(Page and application data records)
╭──

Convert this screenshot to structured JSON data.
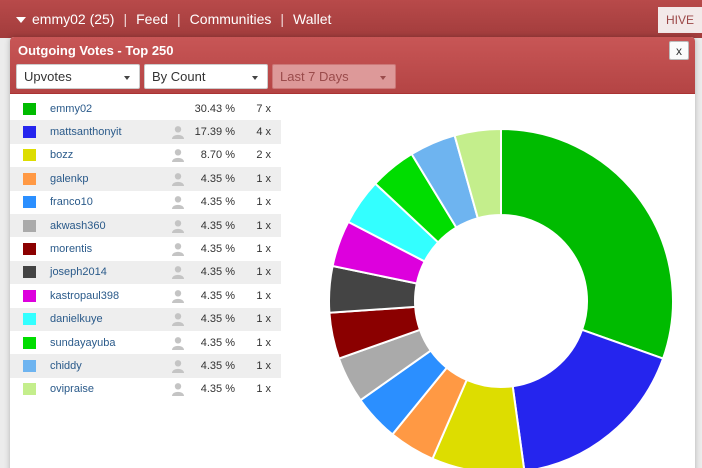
{
  "topbar": {
    "user": "emmy02 (25)",
    "links": [
      "Feed",
      "Communities",
      "Wallet"
    ],
    "separator": "|",
    "hive_label": "HIVE"
  },
  "panel": {
    "title": "Outgoing Votes - Top 250",
    "close_label": "x",
    "filters": [
      {
        "value": "Upvotes"
      },
      {
        "value": "By Count"
      },
      {
        "value": "Last 7 Days",
        "disabled": true
      }
    ]
  },
  "icons": {
    "person": "person-icon",
    "close": "close-icon",
    "dropdown": "caret-down-icon"
  },
  "rows": [
    {
      "name": "emmy02",
      "pct": "30.43 %",
      "count": "7 x",
      "color": "#00bb00",
      "person": false
    },
    {
      "name": "mattsanthonyit",
      "pct": "17.39 %",
      "count": "4 x",
      "color": "#2525ee",
      "person": true
    },
    {
      "name": "bozz",
      "pct": "8.70 %",
      "count": "2 x",
      "color": "#dddd00",
      "person": true
    },
    {
      "name": "galenkp",
      "pct": "4.35 %",
      "count": "1 x",
      "color": "#ff9944",
      "person": true
    },
    {
      "name": "franco10",
      "pct": "4.35 %",
      "count": "1 x",
      "color": "#2b8fff",
      "person": true
    },
    {
      "name": "akwash360",
      "pct": "4.35 %",
      "count": "1 x",
      "color": "#aaaaaa",
      "person": true
    },
    {
      "name": "morentis",
      "pct": "4.35 %",
      "count": "1 x",
      "color": "#8b0000",
      "person": true
    },
    {
      "name": "joseph2014",
      "pct": "4.35 %",
      "count": "1 x",
      "color": "#444444",
      "person": true
    },
    {
      "name": "kastropaul398",
      "pct": "4.35 %",
      "count": "1 x",
      "color": "#dd00dd",
      "person": true
    },
    {
      "name": "danielkuye",
      "pct": "4.35 %",
      "count": "1 x",
      "color": "#33ffff",
      "person": true
    },
    {
      "name": "sundayayuba",
      "pct": "4.35 %",
      "count": "1 x",
      "color": "#00dd00",
      "person": true
    },
    {
      "name": "chiddy",
      "pct": "4.35 %",
      "count": "1 x",
      "color": "#6eb4f0",
      "person": true
    },
    {
      "name": "ovipraise",
      "pct": "4.35 %",
      "count": "1 x",
      "color": "#c4ee8c",
      "person": true
    }
  ],
  "chart_data": {
    "type": "pie",
    "variant": "donut",
    "labels": [
      "emmy02",
      "mattsanthonyit",
      "bozz",
      "galenkp",
      "franco10",
      "akwash360",
      "morentis",
      "joseph2014",
      "kastropaul398",
      "danielkuye",
      "sundayayuba",
      "chiddy",
      "ovipraise"
    ],
    "values": [
      7,
      4,
      2,
      1,
      1,
      1,
      1,
      1,
      1,
      1,
      1,
      1,
      1
    ],
    "colors": [
      "#00bb00",
      "#2525ee",
      "#dddd00",
      "#ff9944",
      "#2b8fff",
      "#aaaaaa",
      "#8b0000",
      "#444444",
      "#dd00dd",
      "#33ffff",
      "#00dd00",
      "#6eb4f0",
      "#c4ee8c"
    ]
  }
}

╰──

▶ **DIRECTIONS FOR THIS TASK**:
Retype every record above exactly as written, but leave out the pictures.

▶ **ANSWER FOR THIS EXERCISE**:
Convert this screenshot to structured JSON data.
{
  "topbar": {
    "user": "emmy02 (25)",
    "links": [
      "Feed",
      "Communities",
      "Wallet"
    ],
    "separator": "|",
    "hive_label": "HIVE"
  },
  "panel": {
    "title": "Outgoing Votes - Top 250",
    "close_label": "x",
    "filters": [
      {
        "value": "Upvotes"
      },
      {
        "value": "By Count"
      },
      {
        "value": "Last 7 Days",
        "disabled": true
      }
    ]
  },
  "icons": {
    "person": "person-icon",
    "close": "close-icon",
    "dropdown": "caret-down-icon"
  },
  "rows": [
    {
      "name": "emmy02",
      "pct": "30.43 %",
      "count": "7 x",
      "color": "#00bb00",
      "person": false
    },
    {
      "name": "mattsanthonyit",
      "pct": "17.39 %",
      "count": "4 x",
      "color": "#2525ee",
      "person": true
    },
    {
      "name": "bozz",
      "pct": "8.70 %",
      "count": "2 x",
      "color": "#dddd00",
      "person": true
    },
    {
      "name": "galenkp",
      "pct": "4.35 %",
      "count": "1 x",
      "color": "#ff9944",
      "person": true
    },
    {
      "name": "franco10",
      "pct": "4.35 %",
      "count": "1 x",
      "color": "#2b8fff",
      "person": true
    },
    {
      "name": "akwash360",
      "pct": "4.35 %",
      "count": "1 x",
      "color": "#aaaaaa",
      "person": true
    },
    {
      "name": "morentis",
      "pct": "4.35 %",
      "count": "1 x",
      "color": "#8b0000",
      "person": true
    },
    {
      "name": "joseph2014",
      "pct": "4.35 %",
      "count": "1 x",
      "color": "#444444",
      "person": true
    },
    {
      "name": "kastropaul398",
      "pct": "4.35 %",
      "count": "1 x",
      "color": "#dd00dd",
      "person": true
    },
    {
      "name": "danielkuye",
      "pct": "4.35 %",
      "count": "1 x",
      "color": "#33ffff",
      "person": true
    },
    {
      "name": "sundayayuba",
      "pct": "4.35 %",
      "count": "1 x",
      "color": "#00dd00",
      "person": true
    },
    {
      "name": "chiddy",
      "pct": "4.35 %",
      "count": "1 x",
      "color": "#6eb4f0",
      "person": true
    },
    {
      "name": "ovipraise",
      "pct": "4.35 %",
      "count": "1 x",
      "color": "#c4ee8c",
      "person": true
    }
  ],
  "chart_data": {
    "type": "pie",
    "variant": "donut",
    "labels": [
      "emmy02",
      "mattsanthonyit",
      "bozz",
      "galenkp",
      "franco10",
      "akwash360",
      "morentis",
      "joseph2014",
      "kastropaul398",
      "danielkuye",
      "sundayayuba",
      "chiddy",
      "ovipraise"
    ],
    "values": [
      7,
      4,
      2,
      1,
      1,
      1,
      1,
      1,
      1,
      1,
      1,
      1,
      1
    ],
    "colors": [
      "#00bb00",
      "#2525ee",
      "#dddd00",
      "#ff9944",
      "#2b8fff",
      "#aaaaaa",
      "#8b0000",
      "#444444",
      "#dd00dd",
      "#33ffff",
      "#00dd00",
      "#6eb4f0",
      "#c4ee8c"
    ]
  }
}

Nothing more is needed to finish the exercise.